The webcomics don't have to be business. It can be about doing something for the heck of it.

And that's the beauty of it.


  1. I think this is a sign that I will read and love this comic :P Just before I read your review, on my RSS reader, I was reading a seperate comic review blog which was talking about the exact same comic (and also giving it lots of praise).
    It does look like a charming comic, and right up my street.
    I understand more and more the dioversity of comics the web is offering. I am really thankful actually for these review blogs, you wouldn't believe the amount of amazing webcomics I have found in under a week thanks to guys like you 0_0 Before this week I would spend forever trying to find something a bit different in the top 100 webcomic lists and what have you, but was unsatisfied most of the time. I thought people who made the most of the format was rare, but my god I was wrong!!
    I have to say though, I would disagree with you about the publishing thing. Maybe its only in England/Europe? But Although I dont find anything unusual in my comicbook shop, all of my local bookshops stock a wide range of interesting and unusual comics, most of them are published by SelfmadeHero, Jonathan Cape, or Random House, and they are pretty popular too!
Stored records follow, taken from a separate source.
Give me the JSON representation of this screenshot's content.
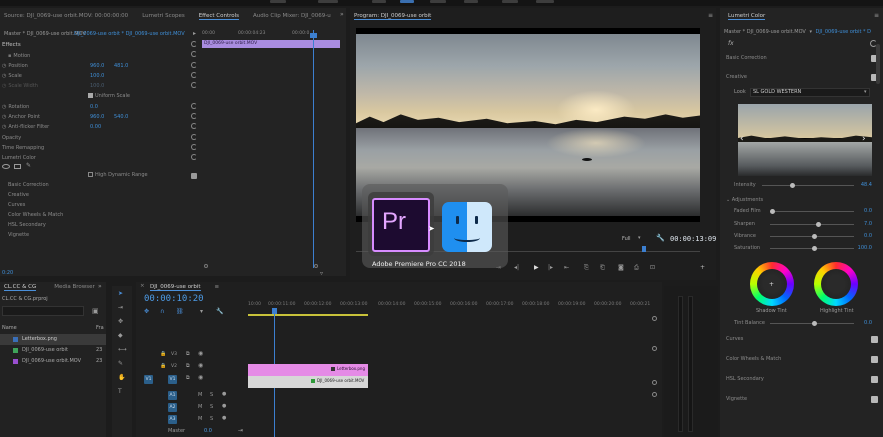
{
  "source_panel": {
    "tabs": [
      "Source: DJI_0069-use orbit.MOV: 00:00:00:00",
      "Lumetri Scopes",
      "Effect Controls",
      "Audio Clip Mixer: DJI_0069-u"
    ],
    "master_label": "Master * DJI_0069-use orbit.MOV",
    "clip_label": "DJI_0069-use orbit * DJI_0069-use orbit.MOV",
    "section": "Effects",
    "time_a": "00:00",
    "time_b": "00:00:04:23",
    "time_c": "00:00:0",
    "clip_bar": "DJI_0069-use orbit.MOV",
    "bottom_time": "0:20",
    "properties": [
      {
        "name": "Motion",
        "v1": "",
        "v2": ""
      },
      {
        "name": "Position",
        "v1": "960.0",
        "v2": "481.0"
      },
      {
        "name": "Scale",
        "v1": "100.0",
        "v2": ""
      },
      {
        "name": "Scale Width",
        "v1": "100.0",
        "v2": ""
      },
      {
        "name": "Uniform Scale",
        "v1": "",
        "v2": ""
      },
      {
        "name": "Rotation",
        "v1": "0.0",
        "v2": ""
      },
      {
        "name": "Anchor Point",
        "v1": "960.0",
        "v2": "540.0"
      },
      {
        "name": "Anti-flicker Filter",
        "v1": "0.00",
        "v2": ""
      },
      {
        "name": "Opacity",
        "v1": "",
        "v2": ""
      },
      {
        "name": "Time Remapping",
        "v1": "",
        "v2": ""
      },
      {
        "name": "Lumetri Color",
        "v1": "",
        "v2": ""
      }
    ],
    "hdr_label": "High Dynamic Range",
    "lumetri_sections": [
      "Basic Correction",
      "Creative",
      "Curves",
      "Color Wheels & Match",
      "HSL Secondary",
      "Vignette"
    ]
  },
  "program_panel": {
    "title": "Program: DJI_0069-use orbit",
    "fit": "Full",
    "timecode": "00:00:13:09"
  },
  "app_switcher": {
    "label": "Adobe Premiere Pro CC 2018",
    "pr_text": "Pr"
  },
  "project_panel": {
    "tabs": [
      "CL.CC & CG",
      "Media Browser"
    ],
    "project_name": "CL.CC & CG.prproj",
    "col_name": "Name",
    "col_fps": "Fra",
    "items": [
      {
        "name": "Letterbox.png",
        "fps": "",
        "color": "#3a6fb8"
      },
      {
        "name": "DJI_0069-use orbit",
        "fps": "23",
        "color": "#3fa35a"
      },
      {
        "name": "DJI_0069-use orbit.MOV",
        "fps": "23",
        "color": "#9a4fd0"
      }
    ]
  },
  "timeline": {
    "tab": "DJI_0069-use orbit",
    "timecode": "00:00:10:20",
    "ruler": [
      "10:00",
      "00:00:11:00",
      "00:00:12:00",
      "00:00:13:00",
      "00:00:14:00",
      "00:00:15:00",
      "00:00:16:00",
      "00:00:17:00",
      "00:00:18:00",
      "00:00:19:00",
      "00:00:20:00",
      "00:00:21"
    ],
    "video_tracks": [
      "V3",
      "V2",
      "V1"
    ],
    "audio_tracks": [
      "A1",
      "A2",
      "A3"
    ],
    "master": "Master",
    "master_val": "0.0",
    "clip_top": "Letterbox.png",
    "clip_bottom": "DJI_0069-use orbit.MOV"
  },
  "lumetri": {
    "tab": "Lumetri Color",
    "master": "Master * DJI_0069-use orbit.MOV",
    "clip": "DJI_0069-use orbit * D",
    "fx": "fx",
    "basic": "Basic Correction",
    "creative": "Creative",
    "look_label": "Look",
    "look_value": "SL GOLD WESTERN",
    "intensity_label": "Intensity",
    "intensity_value": "48.4",
    "adjustments": "Adjustments",
    "sliders": [
      {
        "label": "Faded Film",
        "value": "0.0",
        "pos": 0.0
      },
      {
        "label": "Sharpen",
        "value": "7.0",
        "pos": 0.55
      },
      {
        "label": "Vibrance",
        "value": "0.0",
        "pos": 0.5
      },
      {
        "label": "Saturation",
        "value": "100.0",
        "pos": 0.5
      }
    ],
    "shadow_tint": "Shadow Tint",
    "highlight_tint": "Highlight Tint",
    "tint_balance_label": "Tint Balance",
    "tint_balance_value": "0.0",
    "sections": [
      "Curves",
      "Color Wheels & Match",
      "HSL Secondary",
      "Vignette"
    ]
  }
}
So, there is hope in the publishing world ;)

  2. Hi Bex!

    Generally I do find comics from England and Europe more to my taste (I grew up on Asterix and Tintin myself). Before the advent of manga I found stuff in the newspaper comics and superhero comics, while initially amusing... lacking depth and wearing thin after a while.

    My observations on getting a comic published were mostly based on this time when I wrote an article for Comixpedia (now Comixtalk) and had to talk to a lot of creators on their experiences trying to get their comics published. A lot of them were very good, but rather unconventional, and they got rejected because of it. Some got rejected even though their work was liked initially because they were female, but that's a whole new topic for a different time...
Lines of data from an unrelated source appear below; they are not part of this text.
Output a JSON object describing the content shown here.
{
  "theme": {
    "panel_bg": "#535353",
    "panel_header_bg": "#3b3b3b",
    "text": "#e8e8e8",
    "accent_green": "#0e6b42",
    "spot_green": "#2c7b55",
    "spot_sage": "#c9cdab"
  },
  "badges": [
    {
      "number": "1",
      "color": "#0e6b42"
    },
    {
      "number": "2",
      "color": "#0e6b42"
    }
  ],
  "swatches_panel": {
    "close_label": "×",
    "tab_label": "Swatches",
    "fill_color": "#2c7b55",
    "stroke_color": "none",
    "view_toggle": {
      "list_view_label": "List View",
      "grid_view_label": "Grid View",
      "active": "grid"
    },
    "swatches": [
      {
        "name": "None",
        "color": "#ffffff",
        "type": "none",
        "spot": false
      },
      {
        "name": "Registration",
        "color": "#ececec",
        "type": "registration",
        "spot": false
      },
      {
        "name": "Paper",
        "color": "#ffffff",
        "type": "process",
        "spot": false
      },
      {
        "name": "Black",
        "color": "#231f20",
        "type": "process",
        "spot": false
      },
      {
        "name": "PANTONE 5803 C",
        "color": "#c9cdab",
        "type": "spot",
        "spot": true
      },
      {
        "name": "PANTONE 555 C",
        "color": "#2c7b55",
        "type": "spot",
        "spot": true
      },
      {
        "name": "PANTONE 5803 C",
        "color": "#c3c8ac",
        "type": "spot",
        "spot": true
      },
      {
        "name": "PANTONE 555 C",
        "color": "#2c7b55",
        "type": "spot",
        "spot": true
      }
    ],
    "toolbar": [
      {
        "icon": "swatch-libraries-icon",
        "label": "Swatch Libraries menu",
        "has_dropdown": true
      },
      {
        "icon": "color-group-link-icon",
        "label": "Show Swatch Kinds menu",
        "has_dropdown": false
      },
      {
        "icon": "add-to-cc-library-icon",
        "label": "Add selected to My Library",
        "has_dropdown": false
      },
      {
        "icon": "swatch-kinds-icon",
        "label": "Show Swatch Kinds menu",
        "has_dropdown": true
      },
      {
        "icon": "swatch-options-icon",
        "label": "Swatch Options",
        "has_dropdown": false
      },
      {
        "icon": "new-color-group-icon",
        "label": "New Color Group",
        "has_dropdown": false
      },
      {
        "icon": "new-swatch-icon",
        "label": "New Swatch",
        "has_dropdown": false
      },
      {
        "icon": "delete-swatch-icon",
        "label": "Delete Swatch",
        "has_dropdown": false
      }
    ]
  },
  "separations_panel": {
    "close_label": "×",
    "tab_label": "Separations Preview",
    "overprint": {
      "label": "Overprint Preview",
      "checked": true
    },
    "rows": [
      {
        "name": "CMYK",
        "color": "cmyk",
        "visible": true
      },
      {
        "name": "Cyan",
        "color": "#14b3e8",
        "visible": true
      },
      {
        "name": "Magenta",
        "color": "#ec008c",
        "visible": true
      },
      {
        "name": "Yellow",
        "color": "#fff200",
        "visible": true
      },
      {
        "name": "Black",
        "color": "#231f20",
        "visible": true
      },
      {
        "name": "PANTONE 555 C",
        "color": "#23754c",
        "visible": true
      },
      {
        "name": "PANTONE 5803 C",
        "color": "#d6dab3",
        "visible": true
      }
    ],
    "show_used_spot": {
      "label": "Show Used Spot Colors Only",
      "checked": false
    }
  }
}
    I should mention that the people I talked to were mostly American so I don't know if it was just the publishers there being too formulaic or money minded. It's a small drop in a giant ocean at the end of the day. And maybe the publishers are being more open minded now.

    But in the end, print comics still have a circulation and cost problem. Circulation is limited by geography, cost is controlled by paper, ink and colour, shipping and stockpiling.

    I like the tactile feel of print comics, but I despise the difficulty in accessibility and the prohibitive cost of some of them. You have to find a comic shop to buy them if your local newstand doesn't carry them. Coming from a small town in the middle of nowhere, this was pretty much = No comics for Ping because back then we didn't have a comics shop. Anything you wanted to buy you had to pay through your nose to get from elsewhere.

    The other thing I really disliked was the space they took up. The way my life is right now means I travel a lot. I move frequently. It's very painful to sift though and move everything you own. Stacks of books and comics do not help.

    So webcomics were really something like a panacea to all those particular problems of mine. Maybe that's why I love them so much even writing about them is a form of enjoyment for me.

    Hm I need to expand all that and put it on a Hotspot...

  3. I totally see what you mean! Now that I'm finding more and more interesting webcomics, I do find myself reading online much more then I used to, there is definately something nice about being able to be caught up in a good story for free, as well as getting regular updates to the story instead of having to wait to buy it!! :)
    What is this about genders and publishing? That sounds horrible =_= I didnt realize people had such a hard time being published. I have a feeling its a little easier to get published here (England) since we're a very small community/comic scene. we all know each other, and are at a stage where we are all eager to move the comic scene along, I feel very lucky having read what you wrote!! 0_0